One thing we can count on in this life is that nothing stays the same, change is a given. Each phase of life has a shelf life as one dissolves into the next. This is especially true for women and men who have been the primary caregivers of their children. There are the toddler years, the preschool years, the school age years, the adolescent years, and on and on it goes. Each of these transitional phases bring their own set of challenges that must be addressed.
I’ve noticed that one phase that’s not often talked about is the one in which our children pass from adolescence into full fledged adulthood, thus becoming “adult children.” Navigating through this familial shift is no small feat. Out of necessity boundaries must be reevaluated and redefined as both parent and child morph their relationship into one that works for everyone. I recently conducted an informal poll among friends and acquaintances who have successfully made the transition and learned some great ideas to help smooth some of the rough patches along the way.

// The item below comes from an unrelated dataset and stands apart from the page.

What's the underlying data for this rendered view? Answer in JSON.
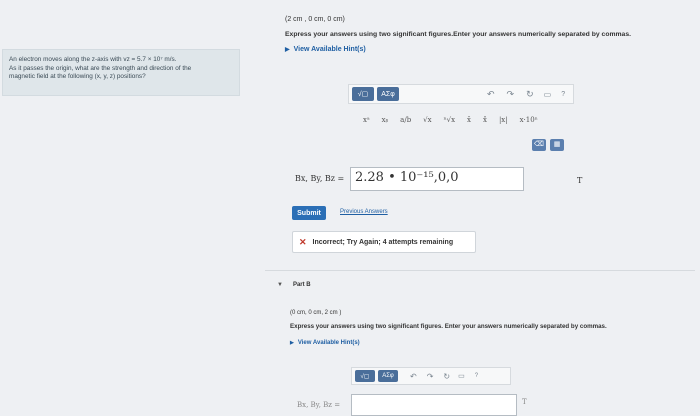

- Form an informal book club. Becky S started an informal book club with her daughters. They each take turns choosing a book to pass around among themselves, then meet for lunch to discuss what each took away from the read. She says it has freed all of them to share their opinions on certain subjects involving fictional characters, because “it’s just a book.” After reading Middlesex, for example, she was able to discuss everything from politics to sexual orientation with her adult daughter, something she’s not sure would have happened had they not shared the book.
- Openly discuss what the new boundaries will be as the status of the relationship changes over time. Teresa told her adult children that she would keep from giving them her opinion in certain situations unless they specifically asked for it — an informal, verbal contract of sorts. “We’d had a great deal of conflict early on because I was just too involved in their [decisionmaking].” Something had to change, because all parties were getting pretty frustrated. The irony of Teresa’s story is that now that she’s given them permission to make their own decisions, they ask her for her advice on a regular basis. The difference is that they get to decide whether or not she becomes involved.
- “Keep your eyes half closed when your kids make mistakes,” another friend suggests. After all, they have the right to make mistakes and learn from them, just as we did, as Julie discovered as she fought to keep her mouth shut as her daughter and son-in-law acquired ever increasing credit card debt. “Lo and behold, they were able to mature from the experience. They didn’t need me after all!”
Finally, it’s important to keep your sense of humor at the ready and to remember that their trials and difficulties of adulthood shall also pass. Once the relationship as fully shifted, the parent/ adult child relationship will take on a unique life of its own. Hopefully, careful navigation through ephemeral rapids of early adulthood, the next period of life will provide mutual, loving benefit to both parent and child.